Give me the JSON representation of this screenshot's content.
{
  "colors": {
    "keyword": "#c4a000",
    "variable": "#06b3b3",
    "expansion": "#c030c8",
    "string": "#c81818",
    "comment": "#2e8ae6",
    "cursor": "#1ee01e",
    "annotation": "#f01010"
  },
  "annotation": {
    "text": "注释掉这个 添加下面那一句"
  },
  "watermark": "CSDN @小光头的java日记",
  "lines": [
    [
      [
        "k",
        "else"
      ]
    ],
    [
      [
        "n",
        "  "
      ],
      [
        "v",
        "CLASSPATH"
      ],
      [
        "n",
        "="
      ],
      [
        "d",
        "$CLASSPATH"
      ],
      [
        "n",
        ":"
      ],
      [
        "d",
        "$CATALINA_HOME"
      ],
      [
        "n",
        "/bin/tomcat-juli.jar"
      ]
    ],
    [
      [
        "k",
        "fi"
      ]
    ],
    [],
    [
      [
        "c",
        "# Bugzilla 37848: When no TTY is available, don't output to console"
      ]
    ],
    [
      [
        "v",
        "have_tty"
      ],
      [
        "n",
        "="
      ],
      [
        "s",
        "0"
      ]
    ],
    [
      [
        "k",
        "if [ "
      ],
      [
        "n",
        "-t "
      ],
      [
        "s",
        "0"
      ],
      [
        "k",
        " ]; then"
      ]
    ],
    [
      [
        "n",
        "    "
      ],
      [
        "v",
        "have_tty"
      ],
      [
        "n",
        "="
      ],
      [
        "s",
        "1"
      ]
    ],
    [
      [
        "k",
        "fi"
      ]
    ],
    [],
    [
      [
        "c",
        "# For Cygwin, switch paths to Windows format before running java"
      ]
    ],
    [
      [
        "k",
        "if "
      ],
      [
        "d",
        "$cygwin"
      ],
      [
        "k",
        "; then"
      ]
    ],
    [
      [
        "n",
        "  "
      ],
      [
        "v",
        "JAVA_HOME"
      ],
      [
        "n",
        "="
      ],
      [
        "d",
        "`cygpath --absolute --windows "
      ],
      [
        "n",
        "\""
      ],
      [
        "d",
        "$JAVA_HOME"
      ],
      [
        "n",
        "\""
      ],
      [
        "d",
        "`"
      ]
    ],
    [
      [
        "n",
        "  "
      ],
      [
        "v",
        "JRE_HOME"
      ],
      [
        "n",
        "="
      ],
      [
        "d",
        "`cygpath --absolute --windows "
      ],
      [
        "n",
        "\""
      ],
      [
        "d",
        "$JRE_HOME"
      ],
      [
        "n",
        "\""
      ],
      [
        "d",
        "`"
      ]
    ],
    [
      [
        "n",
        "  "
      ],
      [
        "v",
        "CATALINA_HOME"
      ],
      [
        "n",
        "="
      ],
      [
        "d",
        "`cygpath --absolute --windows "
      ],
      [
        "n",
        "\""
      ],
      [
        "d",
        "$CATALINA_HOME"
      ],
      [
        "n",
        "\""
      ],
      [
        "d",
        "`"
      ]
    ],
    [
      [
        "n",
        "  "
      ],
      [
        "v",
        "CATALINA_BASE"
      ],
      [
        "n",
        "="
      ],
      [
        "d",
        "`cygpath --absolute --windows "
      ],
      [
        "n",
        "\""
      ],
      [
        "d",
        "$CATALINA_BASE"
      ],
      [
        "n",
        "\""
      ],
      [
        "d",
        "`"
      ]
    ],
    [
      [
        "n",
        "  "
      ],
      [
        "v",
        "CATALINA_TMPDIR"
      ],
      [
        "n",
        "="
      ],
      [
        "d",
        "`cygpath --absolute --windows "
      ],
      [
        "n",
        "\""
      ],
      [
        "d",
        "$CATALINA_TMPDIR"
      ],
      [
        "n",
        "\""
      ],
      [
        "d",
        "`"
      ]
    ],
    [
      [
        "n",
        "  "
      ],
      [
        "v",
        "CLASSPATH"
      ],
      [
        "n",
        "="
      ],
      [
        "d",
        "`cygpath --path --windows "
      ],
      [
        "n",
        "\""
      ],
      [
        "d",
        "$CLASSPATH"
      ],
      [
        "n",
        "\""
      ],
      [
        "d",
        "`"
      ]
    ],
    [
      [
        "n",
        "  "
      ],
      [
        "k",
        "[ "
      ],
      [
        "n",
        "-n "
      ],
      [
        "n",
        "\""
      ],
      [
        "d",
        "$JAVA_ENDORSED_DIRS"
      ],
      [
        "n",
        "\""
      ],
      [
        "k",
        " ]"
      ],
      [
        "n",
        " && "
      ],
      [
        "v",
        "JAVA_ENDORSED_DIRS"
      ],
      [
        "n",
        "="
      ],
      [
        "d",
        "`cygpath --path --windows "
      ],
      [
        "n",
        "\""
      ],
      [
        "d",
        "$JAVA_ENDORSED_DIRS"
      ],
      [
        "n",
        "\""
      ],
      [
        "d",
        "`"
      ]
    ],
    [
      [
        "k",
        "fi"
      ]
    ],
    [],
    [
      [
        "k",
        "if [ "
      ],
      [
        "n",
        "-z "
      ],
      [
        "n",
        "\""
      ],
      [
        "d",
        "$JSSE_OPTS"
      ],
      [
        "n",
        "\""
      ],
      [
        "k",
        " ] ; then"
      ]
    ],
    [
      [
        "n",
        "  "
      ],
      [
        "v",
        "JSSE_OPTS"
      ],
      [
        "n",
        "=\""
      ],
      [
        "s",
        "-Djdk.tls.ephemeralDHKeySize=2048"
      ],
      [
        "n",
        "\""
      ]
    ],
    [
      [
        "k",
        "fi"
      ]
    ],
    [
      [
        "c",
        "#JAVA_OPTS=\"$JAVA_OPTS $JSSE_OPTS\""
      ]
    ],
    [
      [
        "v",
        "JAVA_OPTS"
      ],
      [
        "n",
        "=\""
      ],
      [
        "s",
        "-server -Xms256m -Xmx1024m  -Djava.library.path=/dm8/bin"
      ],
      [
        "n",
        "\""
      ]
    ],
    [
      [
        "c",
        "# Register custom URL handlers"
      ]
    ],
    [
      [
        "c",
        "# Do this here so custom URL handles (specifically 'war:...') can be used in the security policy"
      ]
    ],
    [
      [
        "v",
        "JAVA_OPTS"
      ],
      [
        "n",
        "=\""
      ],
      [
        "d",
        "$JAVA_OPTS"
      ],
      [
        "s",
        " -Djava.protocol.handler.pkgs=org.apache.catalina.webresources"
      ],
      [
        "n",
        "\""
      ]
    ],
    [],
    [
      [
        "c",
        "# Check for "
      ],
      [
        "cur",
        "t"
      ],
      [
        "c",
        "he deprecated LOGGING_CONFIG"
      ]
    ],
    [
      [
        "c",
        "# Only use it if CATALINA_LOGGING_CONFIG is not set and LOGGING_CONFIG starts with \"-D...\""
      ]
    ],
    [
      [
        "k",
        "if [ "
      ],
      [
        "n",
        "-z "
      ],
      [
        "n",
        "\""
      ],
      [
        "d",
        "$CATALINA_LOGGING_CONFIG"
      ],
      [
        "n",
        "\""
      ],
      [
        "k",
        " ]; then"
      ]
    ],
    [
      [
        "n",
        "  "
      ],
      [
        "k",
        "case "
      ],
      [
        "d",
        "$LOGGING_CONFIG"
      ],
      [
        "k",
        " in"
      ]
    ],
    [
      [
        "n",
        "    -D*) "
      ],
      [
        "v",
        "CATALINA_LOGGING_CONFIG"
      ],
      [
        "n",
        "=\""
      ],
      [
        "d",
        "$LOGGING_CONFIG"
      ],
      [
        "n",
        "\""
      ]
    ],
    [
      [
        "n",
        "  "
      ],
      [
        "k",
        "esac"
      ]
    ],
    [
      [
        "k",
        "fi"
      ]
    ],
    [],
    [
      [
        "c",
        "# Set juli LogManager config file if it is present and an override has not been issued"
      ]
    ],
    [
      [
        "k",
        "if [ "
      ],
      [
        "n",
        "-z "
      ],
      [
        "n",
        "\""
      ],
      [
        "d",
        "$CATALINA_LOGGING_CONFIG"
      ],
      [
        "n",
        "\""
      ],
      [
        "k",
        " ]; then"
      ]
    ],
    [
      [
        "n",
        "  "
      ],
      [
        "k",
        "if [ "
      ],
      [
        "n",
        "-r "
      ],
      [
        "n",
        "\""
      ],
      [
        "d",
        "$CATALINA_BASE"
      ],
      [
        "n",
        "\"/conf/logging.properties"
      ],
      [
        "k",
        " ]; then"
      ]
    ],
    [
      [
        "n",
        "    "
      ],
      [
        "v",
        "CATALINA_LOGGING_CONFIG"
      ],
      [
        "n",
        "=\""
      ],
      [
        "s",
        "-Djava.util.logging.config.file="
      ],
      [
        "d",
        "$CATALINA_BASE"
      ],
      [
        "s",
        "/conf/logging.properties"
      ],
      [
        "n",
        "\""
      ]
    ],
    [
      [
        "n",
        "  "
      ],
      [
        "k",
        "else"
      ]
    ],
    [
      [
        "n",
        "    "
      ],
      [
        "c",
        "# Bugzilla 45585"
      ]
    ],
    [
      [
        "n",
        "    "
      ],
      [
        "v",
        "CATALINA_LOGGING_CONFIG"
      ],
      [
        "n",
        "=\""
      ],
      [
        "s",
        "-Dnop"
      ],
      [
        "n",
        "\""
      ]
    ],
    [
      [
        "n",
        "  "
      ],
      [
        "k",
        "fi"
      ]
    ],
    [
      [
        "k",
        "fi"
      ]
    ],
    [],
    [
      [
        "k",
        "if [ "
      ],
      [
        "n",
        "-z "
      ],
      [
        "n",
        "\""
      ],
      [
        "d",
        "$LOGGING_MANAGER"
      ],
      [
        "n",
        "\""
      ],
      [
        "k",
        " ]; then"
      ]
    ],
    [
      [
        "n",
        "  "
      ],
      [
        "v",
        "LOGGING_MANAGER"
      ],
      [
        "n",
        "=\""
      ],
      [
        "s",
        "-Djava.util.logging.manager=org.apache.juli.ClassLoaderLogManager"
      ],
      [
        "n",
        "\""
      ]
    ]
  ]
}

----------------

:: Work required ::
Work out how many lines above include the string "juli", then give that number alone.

:: Your solution ::
3